Task data below:

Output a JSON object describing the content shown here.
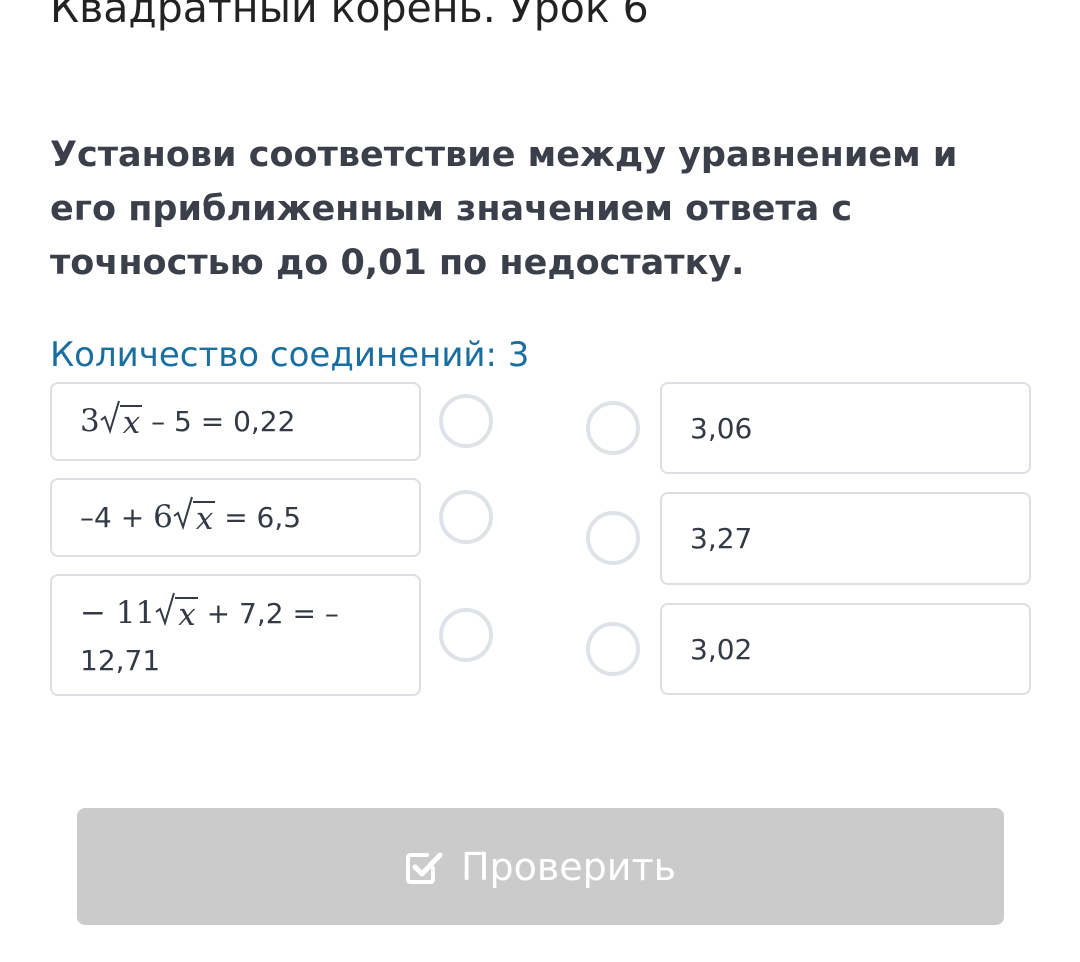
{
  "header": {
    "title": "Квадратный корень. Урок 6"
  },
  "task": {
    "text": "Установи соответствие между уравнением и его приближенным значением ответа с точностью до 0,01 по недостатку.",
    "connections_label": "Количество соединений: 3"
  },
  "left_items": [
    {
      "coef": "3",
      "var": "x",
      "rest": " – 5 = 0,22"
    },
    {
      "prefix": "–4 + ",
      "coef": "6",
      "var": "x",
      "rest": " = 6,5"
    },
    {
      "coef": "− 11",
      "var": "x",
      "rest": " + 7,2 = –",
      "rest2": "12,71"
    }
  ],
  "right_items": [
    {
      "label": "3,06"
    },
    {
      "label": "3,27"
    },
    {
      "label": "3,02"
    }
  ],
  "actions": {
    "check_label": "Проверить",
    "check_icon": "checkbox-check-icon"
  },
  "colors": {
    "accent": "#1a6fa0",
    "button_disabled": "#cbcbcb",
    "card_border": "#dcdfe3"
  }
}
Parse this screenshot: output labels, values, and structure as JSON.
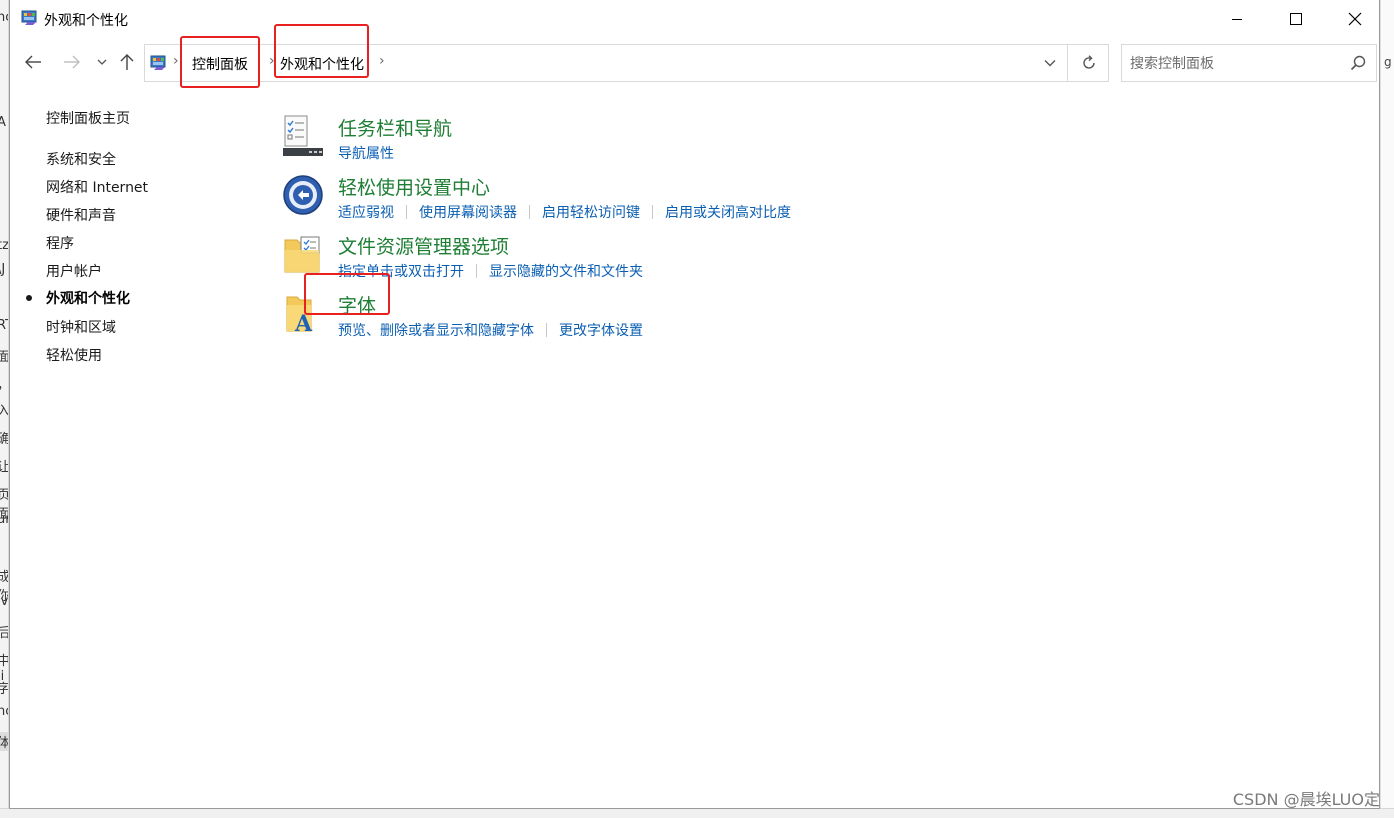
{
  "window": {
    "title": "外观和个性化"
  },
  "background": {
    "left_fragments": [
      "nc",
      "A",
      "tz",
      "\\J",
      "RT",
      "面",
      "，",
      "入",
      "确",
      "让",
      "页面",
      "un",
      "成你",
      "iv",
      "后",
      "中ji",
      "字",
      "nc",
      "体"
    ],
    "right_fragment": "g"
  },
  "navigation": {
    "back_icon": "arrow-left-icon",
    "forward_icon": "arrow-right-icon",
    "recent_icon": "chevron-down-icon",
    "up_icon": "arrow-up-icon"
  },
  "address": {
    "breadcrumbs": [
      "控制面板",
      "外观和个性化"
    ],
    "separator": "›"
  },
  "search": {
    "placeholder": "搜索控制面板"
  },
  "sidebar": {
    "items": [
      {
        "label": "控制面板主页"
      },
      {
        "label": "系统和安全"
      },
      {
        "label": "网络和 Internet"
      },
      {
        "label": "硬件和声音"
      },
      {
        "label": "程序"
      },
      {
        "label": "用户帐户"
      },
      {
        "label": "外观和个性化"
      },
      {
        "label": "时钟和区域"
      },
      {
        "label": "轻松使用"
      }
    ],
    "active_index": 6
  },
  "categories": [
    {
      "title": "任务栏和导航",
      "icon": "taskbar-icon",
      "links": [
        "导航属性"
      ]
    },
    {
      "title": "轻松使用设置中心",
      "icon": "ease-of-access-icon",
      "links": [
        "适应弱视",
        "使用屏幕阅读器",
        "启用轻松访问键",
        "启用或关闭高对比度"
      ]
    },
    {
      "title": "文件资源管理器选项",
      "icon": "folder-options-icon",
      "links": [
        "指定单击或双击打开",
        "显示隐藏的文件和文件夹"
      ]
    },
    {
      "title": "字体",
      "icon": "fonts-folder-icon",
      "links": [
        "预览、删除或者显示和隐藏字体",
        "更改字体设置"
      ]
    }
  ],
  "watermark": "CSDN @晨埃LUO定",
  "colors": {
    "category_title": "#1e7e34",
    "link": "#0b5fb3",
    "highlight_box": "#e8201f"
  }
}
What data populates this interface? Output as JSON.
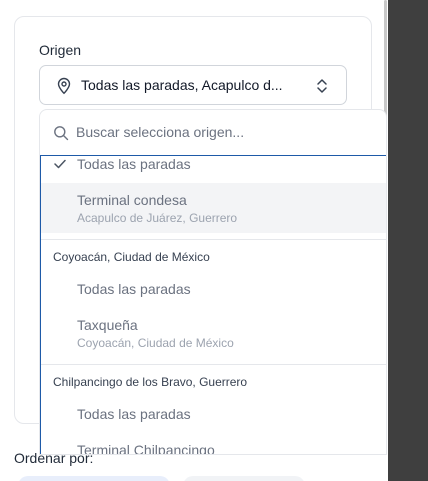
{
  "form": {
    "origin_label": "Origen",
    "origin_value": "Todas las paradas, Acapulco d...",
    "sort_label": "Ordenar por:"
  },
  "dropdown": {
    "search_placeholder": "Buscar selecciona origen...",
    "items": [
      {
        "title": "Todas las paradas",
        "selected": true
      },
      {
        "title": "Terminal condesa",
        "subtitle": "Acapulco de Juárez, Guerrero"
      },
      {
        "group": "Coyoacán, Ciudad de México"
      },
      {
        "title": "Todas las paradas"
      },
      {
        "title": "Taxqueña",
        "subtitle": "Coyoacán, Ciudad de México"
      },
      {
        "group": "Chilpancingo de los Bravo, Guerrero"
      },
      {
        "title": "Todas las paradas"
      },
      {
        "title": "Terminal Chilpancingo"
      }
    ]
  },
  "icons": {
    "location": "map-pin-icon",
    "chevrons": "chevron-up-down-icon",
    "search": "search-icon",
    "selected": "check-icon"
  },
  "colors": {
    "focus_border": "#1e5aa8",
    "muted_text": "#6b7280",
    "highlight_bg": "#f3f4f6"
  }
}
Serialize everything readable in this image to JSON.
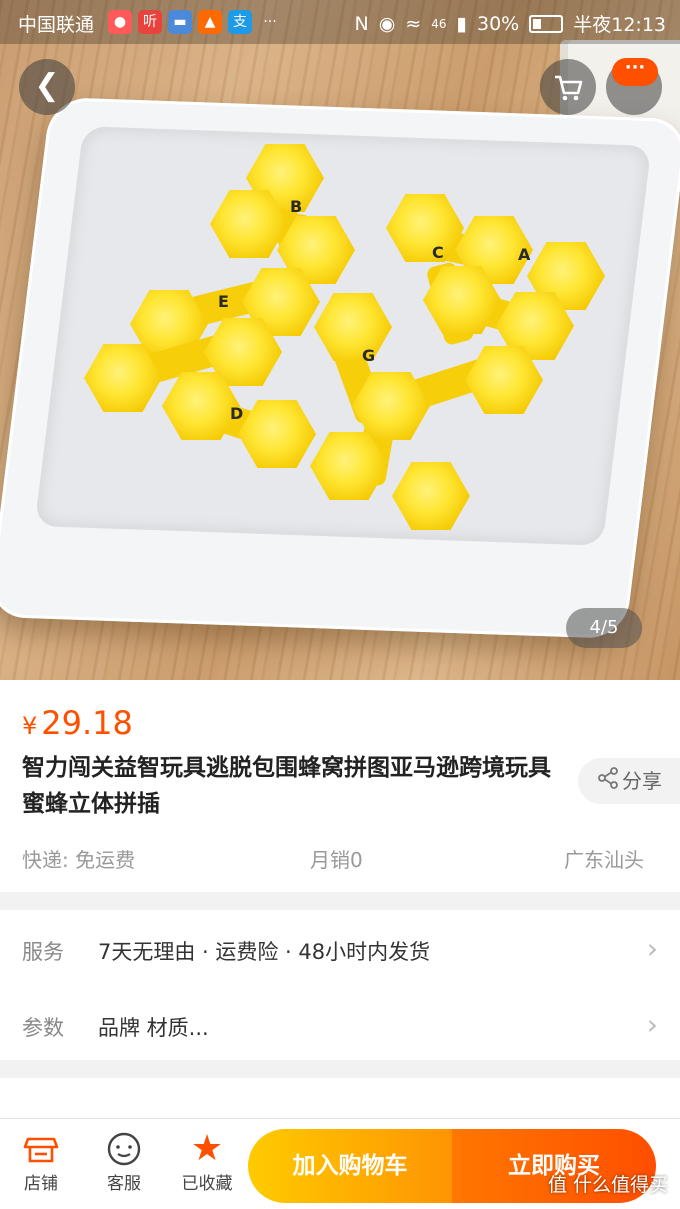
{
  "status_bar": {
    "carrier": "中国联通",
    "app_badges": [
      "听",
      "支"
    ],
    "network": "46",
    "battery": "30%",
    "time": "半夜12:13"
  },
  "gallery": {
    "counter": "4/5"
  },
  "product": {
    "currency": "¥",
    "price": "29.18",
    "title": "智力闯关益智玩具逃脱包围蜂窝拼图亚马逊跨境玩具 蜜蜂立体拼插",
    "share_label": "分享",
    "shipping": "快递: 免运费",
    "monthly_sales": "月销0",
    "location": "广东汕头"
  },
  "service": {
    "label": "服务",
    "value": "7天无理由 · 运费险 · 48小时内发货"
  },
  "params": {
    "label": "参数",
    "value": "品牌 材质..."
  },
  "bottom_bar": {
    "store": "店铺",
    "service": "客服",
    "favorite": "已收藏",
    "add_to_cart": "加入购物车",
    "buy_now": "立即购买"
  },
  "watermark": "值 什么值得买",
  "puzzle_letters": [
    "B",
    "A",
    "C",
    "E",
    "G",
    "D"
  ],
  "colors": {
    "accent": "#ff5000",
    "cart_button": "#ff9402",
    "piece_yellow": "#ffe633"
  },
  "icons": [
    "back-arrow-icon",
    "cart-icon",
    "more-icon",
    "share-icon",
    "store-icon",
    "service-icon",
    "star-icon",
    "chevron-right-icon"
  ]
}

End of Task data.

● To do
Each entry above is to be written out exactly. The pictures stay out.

● Solution for this exercise
Output a JSON object describing the content shown here.
{
  "header": {
    "title": "Квадратный корень. Урок 6"
  },
  "task": {
    "text": "Установи соответствие между уравнением и его приближенным значением ответа с точностью до 0,01 по недостатку.",
    "connections_label": "Количество соединений: 3"
  },
  "left_items": [
    {
      "coef": "3",
      "var": "x",
      "rest": " – 5 = 0,22"
    },
    {
      "prefix": "–4 + ",
      "coef": "6",
      "var": "x",
      "rest": " = 6,5"
    },
    {
      "coef": "− 11",
      "var": "x",
      "rest": " + 7,2 = –",
      "rest2": "12,71"
    }
  ],
  "right_items": [
    {
      "label": "3,06"
    },
    {
      "label": "3,27"
    },
    {
      "label": "3,02"
    }
  ],
  "actions": {
    "check_label": "Проверить",
    "check_icon": "checkbox-check-icon"
  },
  "colors": {
    "accent": "#1a6fa0",
    "button_disabled": "#cbcbcb",
    "card_border": "#dcdfe3"
  }
}
Parse this screenshot: output labels, values, and structure as JSON.
{
  "window": {
    "title": "外观和个性化"
  },
  "background": {
    "left_fragments": [
      "nc",
      "A",
      "tz",
      "\\J",
      "RT",
      "面",
      "，",
      "入",
      "确",
      "让",
      "页面",
      "un",
      "成你",
      "iv",
      "后",
      "中ji",
      "字",
      "nc",
      "体"
    ],
    "right_fragment": "g"
  },
  "navigation": {
    "back_icon": "arrow-left-icon",
    "forward_icon": "arrow-right-icon",
    "recent_icon": "chevron-down-icon",
    "up_icon": "arrow-up-icon"
  },
  "address": {
    "breadcrumbs": [
      "控制面板",
      "外观和个性化"
    ],
    "separator": "›"
  },
  "search": {
    "placeholder": "搜索控制面板"
  },
  "sidebar": {
    "items": [
      {
        "label": "控制面板主页"
      },
      {
        "label": "系统和安全"
      },
      {
        "label": "网络和 Internet"
      },
      {
        "label": "硬件和声音"
      },
      {
        "label": "程序"
      },
      {
        "label": "用户帐户"
      },
      {
        "label": "外观和个性化"
      },
      {
        "label": "时钟和区域"
      },
      {
        "label": "轻松使用"
      }
    ],
    "active_index": 6
  },
  "categories": [
    {
      "title": "任务栏和导航",
      "icon": "taskbar-icon",
      "links": [
        "导航属性"
      ]
    },
    {
      "title": "轻松使用设置中心",
      "icon": "ease-of-access-icon",
      "links": [
        "适应弱视",
        "使用屏幕阅读器",
        "启用轻松访问键",
        "启用或关闭高对比度"
      ]
    },
    {
      "title": "文件资源管理器选项",
      "icon": "folder-options-icon",
      "links": [
        "指定单击或双击打开",
        "显示隐藏的文件和文件夹"
      ]
    },
    {
      "title": "字体",
      "icon": "fonts-folder-icon",
      "links": [
        "预览、删除或者显示和隐藏字体",
        "更改字体设置"
      ]
    }
  ],
  "watermark": "CSDN @晨埃LUO定",
  "colors": {
    "category_title": "#1e7e34",
    "link": "#0b5fb3",
    "highlight_box": "#e8201f"
  }
}
What data populates this interface? Output as JSON.
{
  "form": {
    "origin_label": "Origen",
    "origin_value": "Todas las paradas, Acapulco d...",
    "sort_label": "Ordenar por:"
  },
  "dropdown": {
    "search_placeholder": "Buscar selecciona origen...",
    "items": [
      {
        "title": "Todas las paradas",
        "selected": true
      },
      {
        "title": "Terminal condesa",
        "subtitle": "Acapulco de Juárez, Guerrero"
      },
      {
        "group": "Coyoacán, Ciudad de México"
      },
      {
        "title": "Todas las paradas"
      },
      {
        "title": "Taxqueña",
        "subtitle": "Coyoacán, Ciudad de México"
      },
      {
        "group": "Chilpancingo de los Bravo, Guerrero"
      },
      {
        "title": "Todas las paradas"
      },
      {
        "title": "Terminal Chilpancingo"
      }
    ]
  },
  "icons": {
    "location": "map-pin-icon",
    "chevrons": "chevron-up-down-icon",
    "search": "search-icon",
    "selected": "check-icon"
  },
  "colors": {
    "focus_border": "#1e5aa8",
    "muted_text": "#6b7280",
    "highlight_bg": "#f3f4f6"
  }
}
Serialize everything readable in this image to JSON.
{
  "status_bar": {
    "carrier": "中国联通",
    "app_badges": [
      "听",
      "支"
    ],
    "network": "46",
    "battery": "30%",
    "time": "半夜12:13"
  },
  "gallery": {
    "counter": "4/5"
  },
  "product": {
    "currency": "¥",
    "price": "29.18",
    "title": "智力闯关益智玩具逃脱包围蜂窝拼图亚马逊跨境玩具 蜜蜂立体拼插",
    "share_label": "分享",
    "shipping": "快递: 免运费",
    "monthly_sales": "月销0",
    "location": "广东汕头"
  },
  "service": {
    "label": "服务",
    "value": "7天无理由 · 运费险 · 48小时内发货"
  },
  "params": {
    "label": "参数",
    "value": "品牌 材质..."
  },
  "bottom_bar": {
    "store": "店铺",
    "service": "客服",
    "favorite": "已收藏",
    "add_to_cart": "加入购物车",
    "buy_now": "立即购买"
  },
  "watermark": "值 什么值得买",
  "puzzle_letters": [
    "B",
    "A",
    "C",
    "E",
    "G",
    "D"
  ],
  "colors": {
    "accent": "#ff5000",
    "cart_button": "#ff9402",
    "piece_yellow": "#ffe633"
  },
  "icons": [
    "back-arrow-icon",
    "cart-icon",
    "more-icon",
    "share-icon",
    "store-icon",
    "service-icon",
    "star-icon",
    "chevron-right-icon"
  ]
}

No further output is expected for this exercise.